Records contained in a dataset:
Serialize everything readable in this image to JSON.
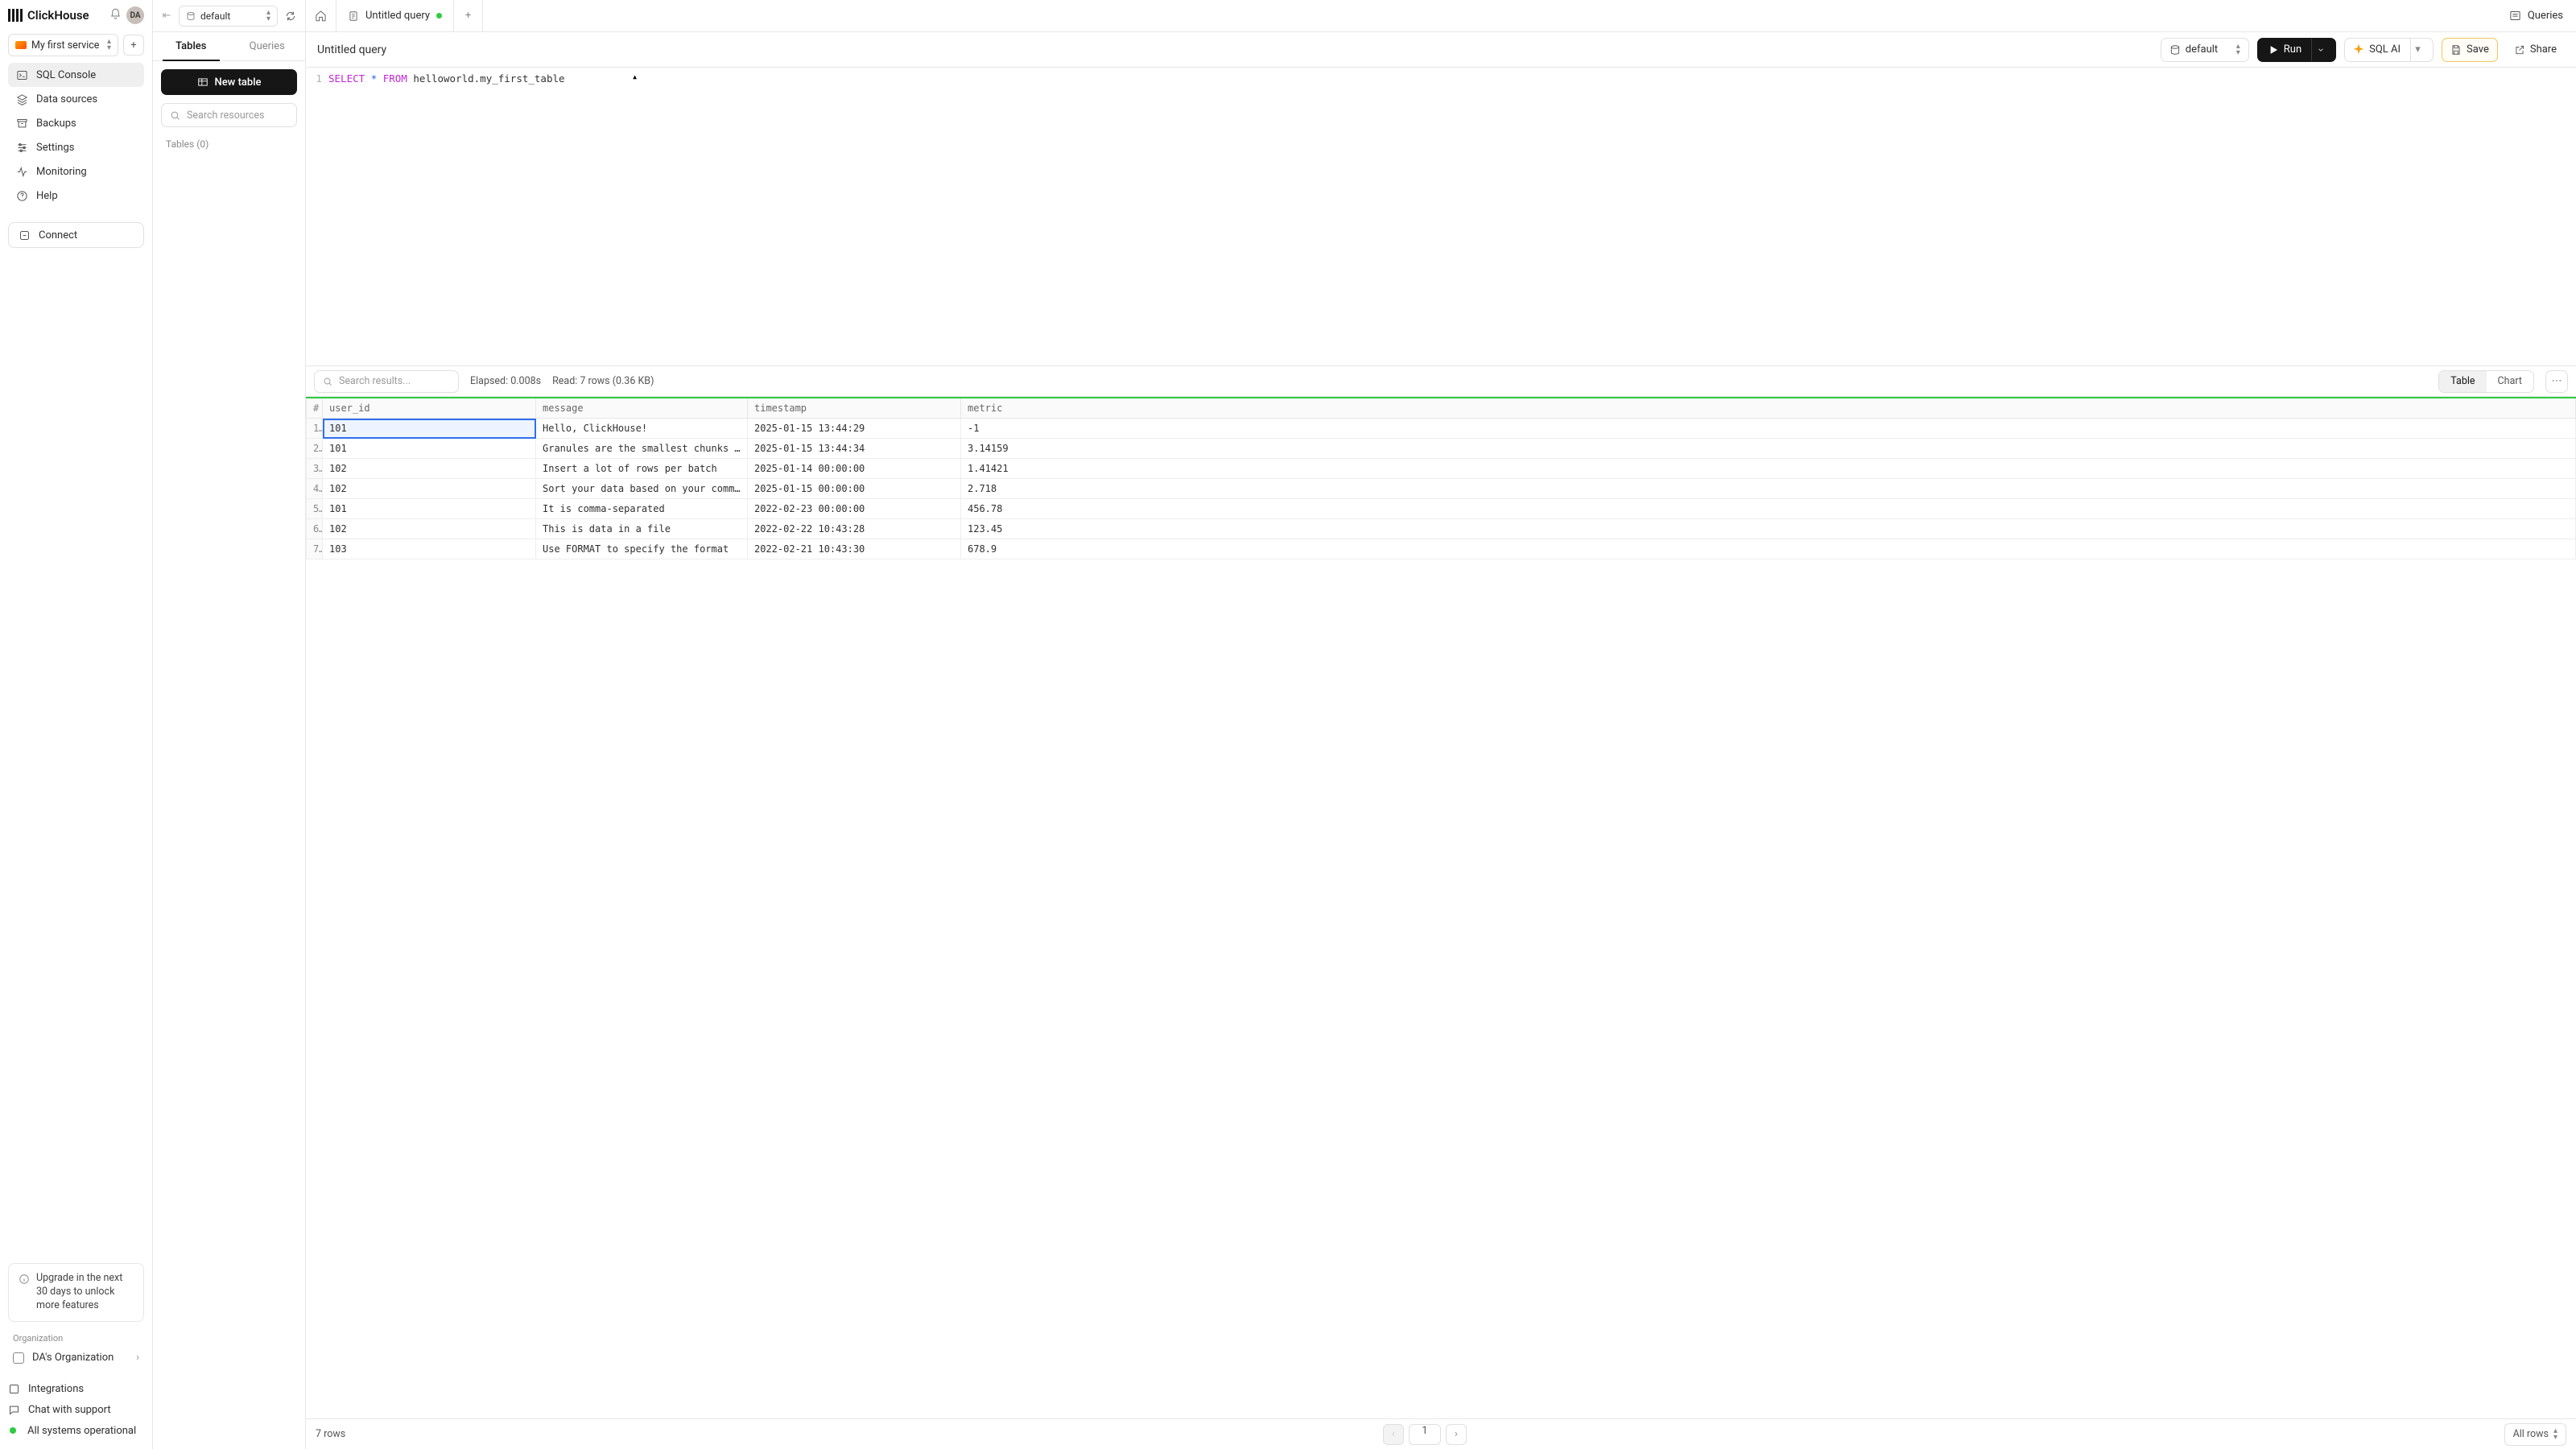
{
  "brand": "ClickHouse",
  "avatar_initials": "DA",
  "service_selector": {
    "label": "My first service"
  },
  "sidebar": {
    "items": [
      {
        "label": "SQL Console"
      },
      {
        "label": "Data sources"
      },
      {
        "label": "Backups"
      },
      {
        "label": "Settings"
      },
      {
        "label": "Monitoring"
      },
      {
        "label": "Help"
      }
    ],
    "connect_label": "Connect",
    "upgrade_text": "Upgrade in the next 30 days to unlock more features",
    "org_heading": "Organization",
    "org_name": "DA's Organization",
    "footer": {
      "integrations": "Integrations",
      "chat": "Chat with support",
      "status": "All systems operational"
    }
  },
  "tables_panel": {
    "db_selected": "default",
    "tabs": {
      "tables": "Tables",
      "queries": "Queries"
    },
    "new_table_label": "New table",
    "search_placeholder": "Search resources",
    "tables_count_label": "Tables (0)"
  },
  "tabbar": {
    "query_tab_label": "Untitled query",
    "queries_link": "Queries"
  },
  "toolbar": {
    "query_name": "Untitled query",
    "db_selected": "default",
    "run_label": "Run",
    "sqlai_label": "SQL AI",
    "save_label": "Save",
    "share_label": "Share"
  },
  "editor": {
    "line_number": "1",
    "sql": {
      "select": "SELECT",
      "star": "*",
      "from": "FROM",
      "table": "helloworld.my_first_table"
    }
  },
  "results": {
    "search_placeholder": "Search results...",
    "elapsed_label": "Elapsed: 0.008s",
    "read_label": "Read: 7 rows (0.36 KB)",
    "view_table": "Table",
    "view_chart": "Chart",
    "columns": {
      "rownum": "#",
      "user_id": "user_id",
      "message": "message",
      "timestamp": "timestamp",
      "metric": "metric"
    },
    "rows": [
      {
        "n": "1",
        "user_id": "101",
        "message": "Hello, ClickHouse!",
        "timestamp": "2025-01-15 13:44:29",
        "metric": "-1"
      },
      {
        "n": "2",
        "user_id": "101",
        "message": "Granules are the smallest chunks of data read",
        "timestamp": "2025-01-15 13:44:34",
        "metric": "3.14159"
      },
      {
        "n": "3",
        "user_id": "102",
        "message": "Insert a lot of rows per batch",
        "timestamp": "2025-01-14 00:00:00",
        "metric": "1.41421"
      },
      {
        "n": "4",
        "user_id": "102",
        "message": "Sort your data based on your commonly-used que…",
        "timestamp": "2025-01-15 00:00:00",
        "metric": "2.718"
      },
      {
        "n": "5",
        "user_id": "101",
        "message": "It is comma-separated",
        "timestamp": "2022-02-23 00:00:00",
        "metric": "456.78"
      },
      {
        "n": "6",
        "user_id": "102",
        "message": "This is data in a file",
        "timestamp": "2022-02-22 10:43:28",
        "metric": "123.45"
      },
      {
        "n": "7",
        "user_id": "103",
        "message": "Use FORMAT to specify the format",
        "timestamp": "2022-02-21 10:43:30",
        "metric": "678.9"
      }
    ],
    "footer_rows": "7 rows",
    "page_current": "1",
    "page_size_label": "All rows"
  }
}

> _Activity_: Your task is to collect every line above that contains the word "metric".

> _Your response_:
      "metric": "metric"
        "metric": "-1"
        "metric": "3.14159"
        "metric": "1.41421"
        "metric": "2.718"
        "metric": "456.78"
        "metric": "123.45"
        "metric": "678.9"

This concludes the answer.